*ASSIGNMENT*. Please reproduce all entries word for word and omit their pictures.

*MATERIAL SUPPLIED*.
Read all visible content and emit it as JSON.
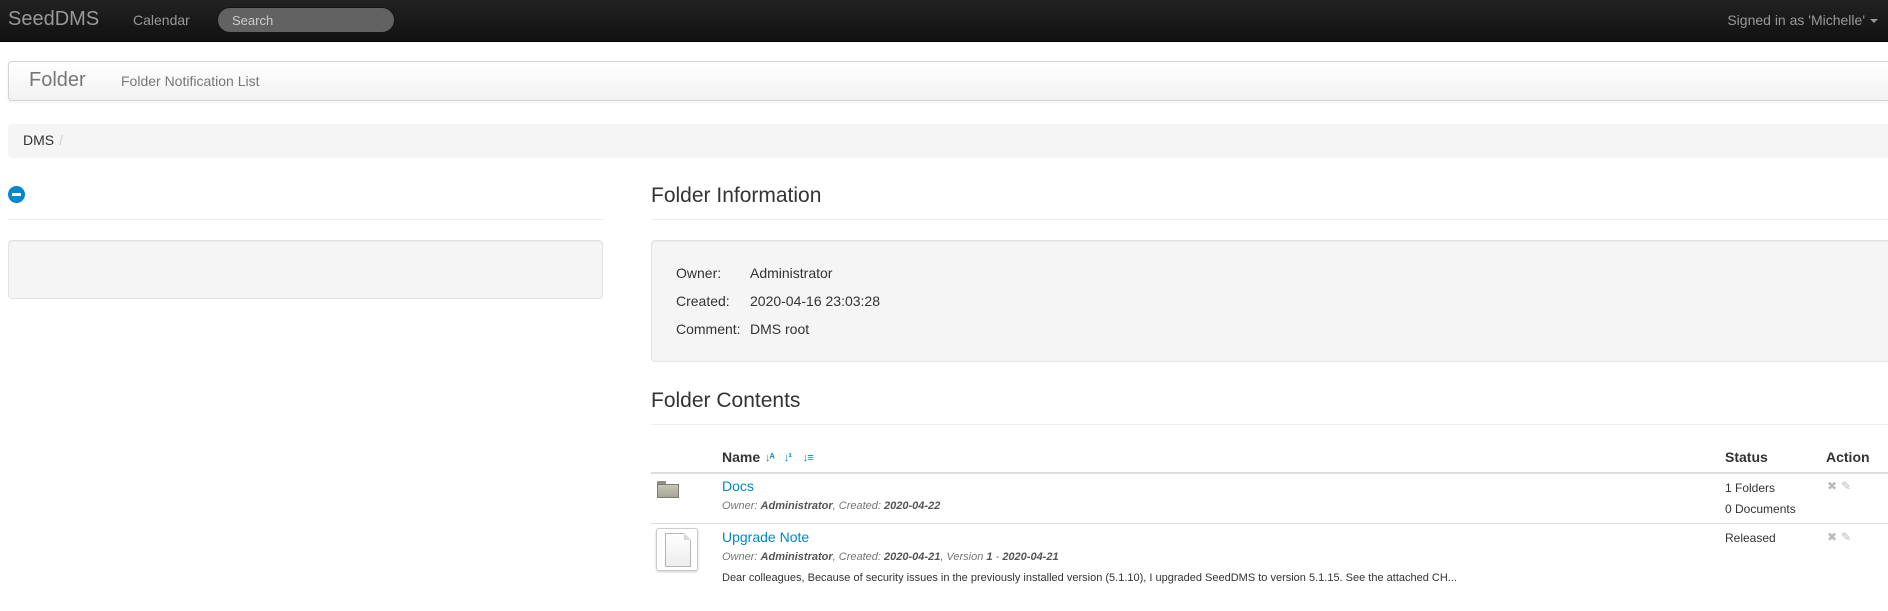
{
  "navbar": {
    "brand": "SeedDMS",
    "calendar_label": "Calendar",
    "search_placeholder": "Search",
    "signed_in": "Signed in as 'Michelle'"
  },
  "subnav": {
    "brand": "Folder",
    "notification_link": "Folder Notification List"
  },
  "breadcrumb": {
    "items": [
      "DMS"
    ],
    "divider": "/"
  },
  "folder_info": {
    "title": "Folder Information",
    "owner_label": "Owner:",
    "owner_value": "Administrator",
    "created_label": "Created:",
    "created_value": "2020-04-16 23:03:28",
    "comment_label": "Comment:",
    "comment_value": "DMS root"
  },
  "folder_contents": {
    "title": "Folder Contents",
    "columns": {
      "name": "Name",
      "status": "Status",
      "action": "Action"
    },
    "sort_icons": [
      "sort-alpha-icon",
      "sort-numeric-icon",
      "sort-amount-icon"
    ],
    "rows": [
      {
        "type": "folder",
        "name": "Docs",
        "owner_label": "Owner:",
        "owner": "Administrator",
        "created_label": "Created:",
        "created": "2020-04-22",
        "status_line1": "1 Folders",
        "status_line2": "0 Documents"
      },
      {
        "type": "document",
        "name": "Upgrade Note",
        "owner_label": "Owner:",
        "owner": "Administrator",
        "created_label": "Created:",
        "created": "2020-04-21",
        "version_label": "Version",
        "version": "1",
        "version_date": "2020-04-21",
        "comment": "Dear colleagues, Because of security issues in the previously installed version (5.1.10), I upgraded SeedDMS to version 5.1.15. See the attached CH...",
        "status_line1": "Released"
      }
    ]
  },
  "colors": {
    "link": "#0088cc",
    "navbar_bg": "#1b1b1b",
    "well_bg": "#f5f5f5"
  }
}
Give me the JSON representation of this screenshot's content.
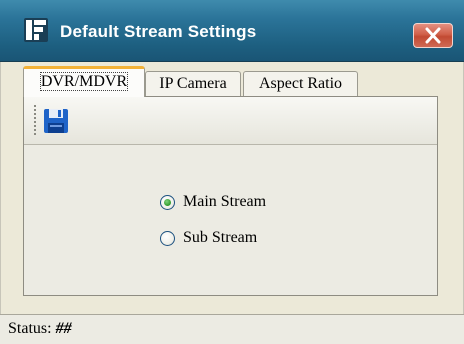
{
  "window": {
    "title": "Default Stream Settings",
    "accent": "#2b7499",
    "close_icon": "close-x"
  },
  "tabs": [
    {
      "label": "DVR/MDVR",
      "active": true
    },
    {
      "label": "IP Camera",
      "active": false
    },
    {
      "label": "Aspect Ratio",
      "active": false
    }
  ],
  "toolbar": {
    "save_icon": "floppy-disk"
  },
  "stream_options": [
    {
      "label": "Main Stream",
      "checked": true
    },
    {
      "label": "Sub Stream",
      "checked": false
    }
  ],
  "status": {
    "label": "Status:",
    "value": "##"
  }
}
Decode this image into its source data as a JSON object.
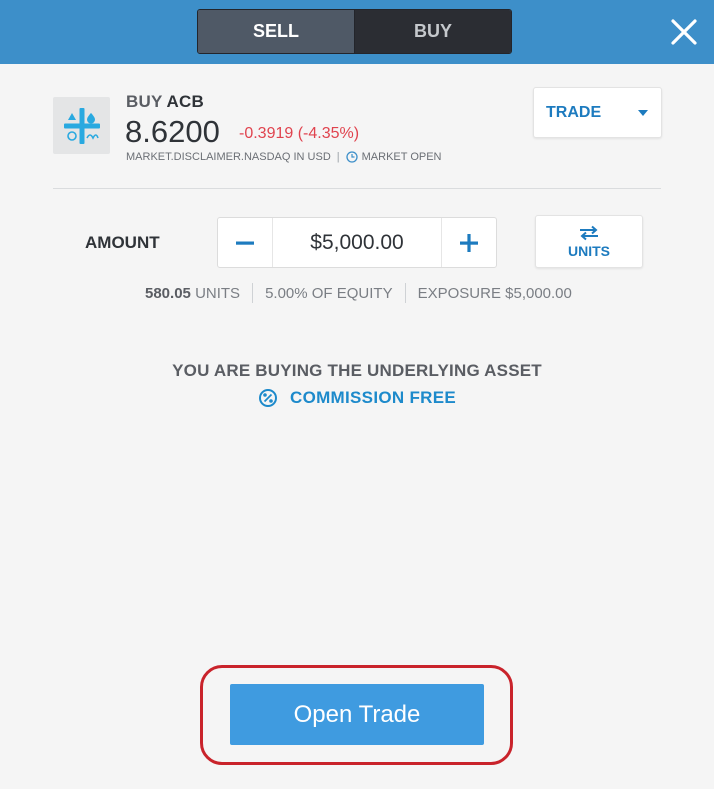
{
  "header": {
    "sell_label": "SELL",
    "buy_label": "BUY",
    "close_icon": "close-icon"
  },
  "instrument": {
    "action": "BUY",
    "symbol": "ACB",
    "price": "8.6200",
    "change": "-0.3919 (-4.35%)",
    "disclaimer": "MARKET.DISCLAIMER.NASDAQ IN USD",
    "separator": "|",
    "market_status": "MARKET OPEN",
    "logo_icon": "instrument-logo-icon"
  },
  "order_type": {
    "label": "TRADE",
    "icon": "caret-down-icon"
  },
  "amount": {
    "label": "AMOUNT",
    "value": "$5,000.00",
    "minus_icon": "minus-icon",
    "plus_icon": "plus-icon"
  },
  "units_toggle": {
    "label": "UNITS",
    "icon": "swap-arrows-icon"
  },
  "stats": {
    "units_value": "580.05",
    "units_label": "UNITS",
    "equity": "5.00% OF EQUITY",
    "exposure_label": "EXPOSURE",
    "exposure_value": "$5,000.00"
  },
  "notice": {
    "text": "YOU ARE BUYING THE UNDERLYING ASSET",
    "commission_label": "COMMISSION FREE",
    "commission_icon": "percent-badge-icon"
  },
  "footer": {
    "open_trade_label": "Open Trade"
  },
  "colors": {
    "header_blue": "#3d8fc9",
    "accent_blue": "#1d7bbf",
    "negative_red": "#e0434e",
    "button_blue": "#3f9be0",
    "highlight_red": "#c9232b"
  }
}
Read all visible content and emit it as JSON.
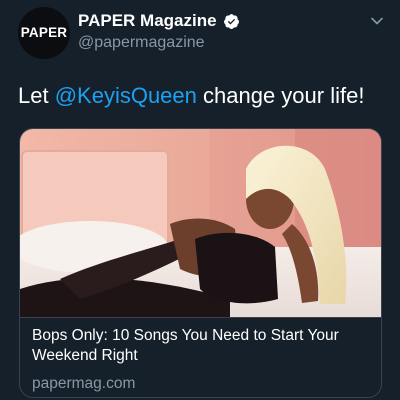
{
  "tweet": {
    "avatar_text": "PAPER",
    "display_name": "PAPER Magazine",
    "handle": "@papermagazine",
    "text_prefix": "Let ",
    "mention": "@KeyisQueen",
    "text_suffix": " change your life!"
  },
  "card": {
    "title": "Bops Only: 10 Songs You Need to Start Your Weekend Right",
    "domain": "papermag.com"
  },
  "icons": {
    "verified": "verified-badge-icon",
    "menu": "chevron-down-icon"
  },
  "colors": {
    "background": "#15202b",
    "link": "#1da1f2",
    "secondary_text": "#8899a6",
    "border": "#38444d"
  }
}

*RESPONSE TO THE EXERCISE*.
Read all visible content and emit it as JSON.
{
  "navbar": {
    "brand": "SeedDMS",
    "calendar_label": "Calendar",
    "search_placeholder": "Search",
    "signed_in": "Signed in as 'Michelle'"
  },
  "subnav": {
    "brand": "Folder",
    "notification_link": "Folder Notification List"
  },
  "breadcrumb": {
    "items": [
      "DMS"
    ],
    "divider": "/"
  },
  "folder_info": {
    "title": "Folder Information",
    "owner_label": "Owner:",
    "owner_value": "Administrator",
    "created_label": "Created:",
    "created_value": "2020-04-16 23:03:28",
    "comment_label": "Comment:",
    "comment_value": "DMS root"
  },
  "folder_contents": {
    "title": "Folder Contents",
    "columns": {
      "name": "Name",
      "status": "Status",
      "action": "Action"
    },
    "sort_icons": [
      "sort-alpha-icon",
      "sort-numeric-icon",
      "sort-amount-icon"
    ],
    "rows": [
      {
        "type": "folder",
        "name": "Docs",
        "owner_label": "Owner:",
        "owner": "Administrator",
        "created_label": "Created:",
        "created": "2020-04-22",
        "status_line1": "1 Folders",
        "status_line2": "0 Documents"
      },
      {
        "type": "document",
        "name": "Upgrade Note",
        "owner_label": "Owner:",
        "owner": "Administrator",
        "created_label": "Created:",
        "created": "2020-04-21",
        "version_label": "Version",
        "version": "1",
        "version_date": "2020-04-21",
        "comment": "Dear colleagues, Because of security issues in the previously installed version (5.1.10), I upgraded SeedDMS to version 5.1.15. See the attached CH...",
        "status_line1": "Released"
      }
    ]
  },
  "colors": {
    "link": "#0088cc",
    "navbar_bg": "#1b1b1b",
    "well_bg": "#f5f5f5"
  }
}
Give me the JSON representation of this screenshot's content.
{
  "window": {
    "title": "Default Stream Settings",
    "accent": "#2b7499",
    "close_icon": "close-x"
  },
  "tabs": [
    {
      "label": "DVR/MDVR",
      "active": true
    },
    {
      "label": "IP Camera",
      "active": false
    },
    {
      "label": "Aspect Ratio",
      "active": false
    }
  ],
  "toolbar": {
    "save_icon": "floppy-disk"
  },
  "stream_options": [
    {
      "label": "Main Stream",
      "checked": true
    },
    {
      "label": "Sub Stream",
      "checked": false
    }
  ],
  "status": {
    "label": "Status:",
    "value": "##"
  }
}
Decode this image into its source data as a JSON object.
{
  "header": {
    "sell_label": "SELL",
    "buy_label": "BUY",
    "close_icon": "close-icon"
  },
  "instrument": {
    "action": "BUY",
    "symbol": "ACB",
    "price": "8.6200",
    "change": "-0.3919 (-4.35%)",
    "disclaimer": "MARKET.DISCLAIMER.NASDAQ IN USD",
    "separator": "|",
    "market_status": "MARKET OPEN",
    "logo_icon": "instrument-logo-icon"
  },
  "order_type": {
    "label": "TRADE",
    "icon": "caret-down-icon"
  },
  "amount": {
    "label": "AMOUNT",
    "value": "$5,000.00",
    "minus_icon": "minus-icon",
    "plus_icon": "plus-icon"
  },
  "units_toggle": {
    "label": "UNITS",
    "icon": "swap-arrows-icon"
  },
  "stats": {
    "units_value": "580.05",
    "units_label": "UNITS",
    "equity": "5.00% OF EQUITY",
    "exposure_label": "EXPOSURE",
    "exposure_value": "$5,000.00"
  },
  "notice": {
    "text": "YOU ARE BUYING THE UNDERLYING ASSET",
    "commission_label": "COMMISSION FREE",
    "commission_icon": "percent-badge-icon"
  },
  "footer": {
    "open_trade_label": "Open Trade"
  },
  "colors": {
    "header_blue": "#3d8fc9",
    "accent_blue": "#1d7bbf",
    "negative_red": "#e0434e",
    "button_blue": "#3f9be0",
    "highlight_red": "#c9232b"
  }
}
Read all visible content and emit it as JSON.
{
  "tweet": {
    "avatar_text": "PAPER",
    "display_name": "PAPER Magazine",
    "handle": "@papermagazine",
    "text_prefix": "Let ",
    "mention": "@KeyisQueen",
    "text_suffix": " change your life!"
  },
  "card": {
    "title": "Bops Only: 10 Songs You Need to Start Your Weekend Right",
    "domain": "papermag.com"
  },
  "icons": {
    "verified": "verified-badge-icon",
    "menu": "chevron-down-icon"
  },
  "colors": {
    "background": "#15202b",
    "link": "#1da1f2",
    "secondary_text": "#8899a6",
    "border": "#38444d"
  }
}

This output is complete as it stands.